Fortunately, actual sleeping was never really a threat to us because our bare-bones cabin offered no actual bed. Instead, there was one queen-size—and two twin-size—plank platforms that the original architect seriously expected guests to sleep on without complaint (clearly, TripAdvisor reviews didn’t exist back in the 1930s). Our sleeping platforms were harder than the Birch and Swinnerton-Dyer Conjecture, a set of rational solutions widely recognized as one of the most challenging mathematical problems.
We covered our “bed” with two very thick blankets and a sleeping bag, yet I still managed to bruise each hip badly just by simply lying on my sides. Even with a solid inch of padding, the platforms were no more comfortable or yielding than the hardwood floors themselves.

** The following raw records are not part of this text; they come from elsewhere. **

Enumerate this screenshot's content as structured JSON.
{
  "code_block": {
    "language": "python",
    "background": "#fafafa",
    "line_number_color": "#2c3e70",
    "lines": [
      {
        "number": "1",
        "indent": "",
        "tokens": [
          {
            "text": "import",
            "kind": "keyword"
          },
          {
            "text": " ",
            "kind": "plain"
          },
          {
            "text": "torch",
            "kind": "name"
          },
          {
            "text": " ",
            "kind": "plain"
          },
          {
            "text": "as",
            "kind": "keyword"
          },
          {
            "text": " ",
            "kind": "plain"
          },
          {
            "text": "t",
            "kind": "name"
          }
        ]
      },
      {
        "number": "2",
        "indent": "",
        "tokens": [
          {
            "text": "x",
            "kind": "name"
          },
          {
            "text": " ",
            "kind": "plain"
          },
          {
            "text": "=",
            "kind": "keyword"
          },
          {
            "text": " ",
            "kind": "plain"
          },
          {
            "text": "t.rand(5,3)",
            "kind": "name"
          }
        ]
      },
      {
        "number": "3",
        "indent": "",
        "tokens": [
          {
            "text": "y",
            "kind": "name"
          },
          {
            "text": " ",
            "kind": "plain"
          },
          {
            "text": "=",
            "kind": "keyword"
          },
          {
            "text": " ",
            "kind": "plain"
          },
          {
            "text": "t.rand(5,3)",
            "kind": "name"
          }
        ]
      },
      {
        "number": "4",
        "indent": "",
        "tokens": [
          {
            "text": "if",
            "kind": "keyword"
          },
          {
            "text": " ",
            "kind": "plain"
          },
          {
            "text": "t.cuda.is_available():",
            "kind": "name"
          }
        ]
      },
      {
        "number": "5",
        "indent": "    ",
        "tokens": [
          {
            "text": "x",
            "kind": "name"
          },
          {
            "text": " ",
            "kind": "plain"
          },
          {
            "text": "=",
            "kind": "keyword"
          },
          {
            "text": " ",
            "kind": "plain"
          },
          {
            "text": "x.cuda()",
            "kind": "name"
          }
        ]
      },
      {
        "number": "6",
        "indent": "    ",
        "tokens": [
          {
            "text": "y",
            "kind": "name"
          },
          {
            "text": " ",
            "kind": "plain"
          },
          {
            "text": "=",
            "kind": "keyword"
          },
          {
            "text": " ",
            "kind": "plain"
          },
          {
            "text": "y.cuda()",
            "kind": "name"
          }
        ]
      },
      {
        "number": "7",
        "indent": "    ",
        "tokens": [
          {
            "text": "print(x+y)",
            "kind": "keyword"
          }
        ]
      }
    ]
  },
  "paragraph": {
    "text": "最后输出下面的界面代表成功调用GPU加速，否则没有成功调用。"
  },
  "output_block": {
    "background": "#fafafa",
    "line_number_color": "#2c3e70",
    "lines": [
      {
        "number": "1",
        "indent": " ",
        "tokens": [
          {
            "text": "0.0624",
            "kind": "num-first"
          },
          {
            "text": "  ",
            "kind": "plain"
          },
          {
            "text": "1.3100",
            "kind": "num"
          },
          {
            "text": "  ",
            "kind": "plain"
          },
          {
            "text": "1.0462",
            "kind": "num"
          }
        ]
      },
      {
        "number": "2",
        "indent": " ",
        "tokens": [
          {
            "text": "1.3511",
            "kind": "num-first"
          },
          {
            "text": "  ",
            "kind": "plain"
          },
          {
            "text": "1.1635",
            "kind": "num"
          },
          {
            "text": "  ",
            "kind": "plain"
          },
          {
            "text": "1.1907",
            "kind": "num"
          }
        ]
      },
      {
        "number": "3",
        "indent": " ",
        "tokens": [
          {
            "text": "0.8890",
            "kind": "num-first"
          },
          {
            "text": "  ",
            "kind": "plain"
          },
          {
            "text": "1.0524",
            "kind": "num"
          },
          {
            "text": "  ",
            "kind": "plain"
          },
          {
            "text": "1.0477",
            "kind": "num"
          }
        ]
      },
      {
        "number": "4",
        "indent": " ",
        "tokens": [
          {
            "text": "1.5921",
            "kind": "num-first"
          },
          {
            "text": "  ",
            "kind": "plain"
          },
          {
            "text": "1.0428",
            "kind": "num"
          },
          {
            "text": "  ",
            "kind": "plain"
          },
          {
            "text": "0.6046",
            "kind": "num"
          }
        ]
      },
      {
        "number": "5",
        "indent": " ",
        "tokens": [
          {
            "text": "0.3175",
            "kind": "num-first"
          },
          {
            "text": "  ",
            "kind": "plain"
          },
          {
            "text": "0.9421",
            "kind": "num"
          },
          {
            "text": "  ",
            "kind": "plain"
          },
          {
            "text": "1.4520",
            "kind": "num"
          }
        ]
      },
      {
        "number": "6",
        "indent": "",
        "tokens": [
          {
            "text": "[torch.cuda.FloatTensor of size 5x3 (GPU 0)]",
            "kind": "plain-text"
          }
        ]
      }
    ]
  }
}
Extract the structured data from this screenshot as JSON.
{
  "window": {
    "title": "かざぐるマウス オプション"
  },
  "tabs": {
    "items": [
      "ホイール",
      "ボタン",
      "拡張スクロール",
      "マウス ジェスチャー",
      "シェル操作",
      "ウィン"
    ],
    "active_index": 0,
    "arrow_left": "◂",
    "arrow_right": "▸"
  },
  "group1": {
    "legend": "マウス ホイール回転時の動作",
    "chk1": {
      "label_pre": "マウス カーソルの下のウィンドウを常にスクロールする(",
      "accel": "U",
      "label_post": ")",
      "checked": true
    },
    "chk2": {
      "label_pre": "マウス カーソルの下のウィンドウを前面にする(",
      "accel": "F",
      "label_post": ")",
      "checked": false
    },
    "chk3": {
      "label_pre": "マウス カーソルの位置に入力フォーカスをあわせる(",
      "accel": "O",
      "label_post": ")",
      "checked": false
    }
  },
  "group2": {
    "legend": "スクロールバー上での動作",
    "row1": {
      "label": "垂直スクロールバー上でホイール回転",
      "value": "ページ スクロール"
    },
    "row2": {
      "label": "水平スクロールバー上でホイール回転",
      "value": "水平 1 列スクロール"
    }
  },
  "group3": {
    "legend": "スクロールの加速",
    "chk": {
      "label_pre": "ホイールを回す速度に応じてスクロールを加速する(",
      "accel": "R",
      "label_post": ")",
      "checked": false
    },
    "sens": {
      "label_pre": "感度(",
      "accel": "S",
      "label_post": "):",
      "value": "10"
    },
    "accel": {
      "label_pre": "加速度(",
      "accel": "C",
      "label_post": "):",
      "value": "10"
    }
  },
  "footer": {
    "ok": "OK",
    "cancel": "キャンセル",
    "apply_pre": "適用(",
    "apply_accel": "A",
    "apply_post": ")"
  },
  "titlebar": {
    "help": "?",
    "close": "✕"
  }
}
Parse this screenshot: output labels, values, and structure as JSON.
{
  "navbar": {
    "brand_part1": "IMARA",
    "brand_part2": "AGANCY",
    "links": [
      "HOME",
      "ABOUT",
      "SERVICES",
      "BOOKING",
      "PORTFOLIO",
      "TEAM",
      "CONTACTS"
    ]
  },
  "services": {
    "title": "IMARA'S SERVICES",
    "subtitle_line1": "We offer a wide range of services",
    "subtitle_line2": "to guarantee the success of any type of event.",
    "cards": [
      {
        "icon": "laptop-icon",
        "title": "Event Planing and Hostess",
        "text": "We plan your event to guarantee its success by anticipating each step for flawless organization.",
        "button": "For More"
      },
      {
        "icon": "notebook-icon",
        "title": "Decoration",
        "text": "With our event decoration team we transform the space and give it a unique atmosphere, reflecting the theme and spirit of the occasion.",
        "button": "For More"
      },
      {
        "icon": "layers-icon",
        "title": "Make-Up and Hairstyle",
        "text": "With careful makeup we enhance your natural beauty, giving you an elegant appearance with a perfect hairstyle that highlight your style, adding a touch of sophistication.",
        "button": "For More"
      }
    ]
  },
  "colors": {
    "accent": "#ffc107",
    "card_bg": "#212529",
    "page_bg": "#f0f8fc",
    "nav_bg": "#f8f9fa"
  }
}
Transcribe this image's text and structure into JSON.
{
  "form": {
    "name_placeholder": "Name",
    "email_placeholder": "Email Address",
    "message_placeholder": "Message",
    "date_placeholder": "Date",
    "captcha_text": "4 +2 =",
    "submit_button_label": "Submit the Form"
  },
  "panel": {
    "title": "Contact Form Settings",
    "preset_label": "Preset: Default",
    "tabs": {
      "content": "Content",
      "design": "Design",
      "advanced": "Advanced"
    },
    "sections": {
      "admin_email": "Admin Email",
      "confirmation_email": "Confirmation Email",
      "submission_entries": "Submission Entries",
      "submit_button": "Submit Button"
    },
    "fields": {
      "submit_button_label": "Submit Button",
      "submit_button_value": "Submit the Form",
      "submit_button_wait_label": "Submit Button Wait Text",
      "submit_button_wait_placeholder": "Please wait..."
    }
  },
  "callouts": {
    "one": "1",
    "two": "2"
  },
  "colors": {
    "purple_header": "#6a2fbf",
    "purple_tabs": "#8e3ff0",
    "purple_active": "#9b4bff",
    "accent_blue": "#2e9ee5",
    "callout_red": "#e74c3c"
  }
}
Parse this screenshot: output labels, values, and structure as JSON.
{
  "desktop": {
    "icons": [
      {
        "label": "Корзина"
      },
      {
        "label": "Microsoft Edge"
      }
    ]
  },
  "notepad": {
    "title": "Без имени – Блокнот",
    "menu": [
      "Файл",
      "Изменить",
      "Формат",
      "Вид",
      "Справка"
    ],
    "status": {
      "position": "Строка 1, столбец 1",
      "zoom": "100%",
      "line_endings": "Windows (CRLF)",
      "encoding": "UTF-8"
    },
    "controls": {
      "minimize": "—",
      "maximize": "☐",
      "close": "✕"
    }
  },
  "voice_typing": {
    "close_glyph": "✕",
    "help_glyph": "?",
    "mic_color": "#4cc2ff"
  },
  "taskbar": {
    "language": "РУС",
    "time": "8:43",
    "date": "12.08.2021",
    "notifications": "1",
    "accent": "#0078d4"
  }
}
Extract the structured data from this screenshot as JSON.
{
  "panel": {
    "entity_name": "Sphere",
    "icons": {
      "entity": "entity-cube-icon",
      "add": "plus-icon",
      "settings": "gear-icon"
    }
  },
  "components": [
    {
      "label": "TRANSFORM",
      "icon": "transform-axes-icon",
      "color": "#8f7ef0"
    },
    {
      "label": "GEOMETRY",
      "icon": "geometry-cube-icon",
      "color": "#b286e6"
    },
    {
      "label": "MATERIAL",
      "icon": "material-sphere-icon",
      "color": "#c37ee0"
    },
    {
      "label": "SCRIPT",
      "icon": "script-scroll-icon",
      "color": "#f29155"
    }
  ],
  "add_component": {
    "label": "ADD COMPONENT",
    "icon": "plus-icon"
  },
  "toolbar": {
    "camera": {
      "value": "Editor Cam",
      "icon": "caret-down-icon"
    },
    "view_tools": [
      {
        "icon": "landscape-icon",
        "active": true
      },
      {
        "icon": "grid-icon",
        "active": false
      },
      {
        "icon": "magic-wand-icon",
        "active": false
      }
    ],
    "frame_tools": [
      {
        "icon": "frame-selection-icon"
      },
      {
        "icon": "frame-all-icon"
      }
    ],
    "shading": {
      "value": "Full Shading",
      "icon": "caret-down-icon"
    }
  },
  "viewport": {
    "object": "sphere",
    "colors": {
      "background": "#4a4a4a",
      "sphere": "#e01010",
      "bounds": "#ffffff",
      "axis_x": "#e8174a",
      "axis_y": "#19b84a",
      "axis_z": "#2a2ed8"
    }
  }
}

Frankly, sacking out on the cold ground would likely have been softer and at least numbed the pain so we could sleep.
Doing our business on the night shift.
Not sleeping made going to the bathroom in the middle of the night easier, too. The bathrooms, though clean and well stocked with toilet paper, were in another building about 100 yards from our cabin, effectively a world away. Making the midnight bathroom run in the pouring rain meant getting dressed for a military assault—including a raincoat, hiking boots, umbrella, and flashlight—followed by having to run an obstacle course of slippery mud, grass, and stones towards the spoils of victory: a freezing cold toilet seat.
How we killed time rather than each other.
The daytime proved slightly less horrible than the nights. One day, during the calm hours between periods of torrential rain, we hiked down to Stinson Beach, the nearest town which was about 2.4 miles away. Stinson Beach wasn’t much to write home about because it was overcast, reminding us more of the sunless sand strips of Seattle or Maine than a real beach like Miami. (Apparently, we missed seeing a hot sulfur spring nearby, but I’ve since read that it has been entirely ruined by dirty hippies.) As the daylight drained from the darkening skies, we drank wine, played Cards Against Humanity, and talked at length about how we’d never do something this insane ever again.
Lessons learned from two days spent off the grid.
Though I may have made this trip seem like a horrible experience, it did teach me valuable life lessons. For one, I no longer take my home’s utilities for granted. Heat, electricity, and indoor plumbing are the trifecta of modern civilization and I, for one, think we should have a national holiday to celebrate them. I mean, there’s already a Toothache Day—and Utilities Day would be way better than that stupid holiday.
The experience also made me ask a lot of unanswerable questions. Like, why aren’t school children taught about the guy who invented indoor plumbing, right alongside Thomas Edison or Benjamin Franklin? Personally, I’d much rather have an indoor toilet than electric lighting any day of the week. And why is the inventor of the heated toilet seat not on Mt. Rushmore? Or the inventor of the indoor shower? Or central heating? But the one question our experience definitively answered was, “Why did someone invent hotels?” Because, this. Because of places like this.
If, after reading this report, you’re still interested in going here, you can get reservations here.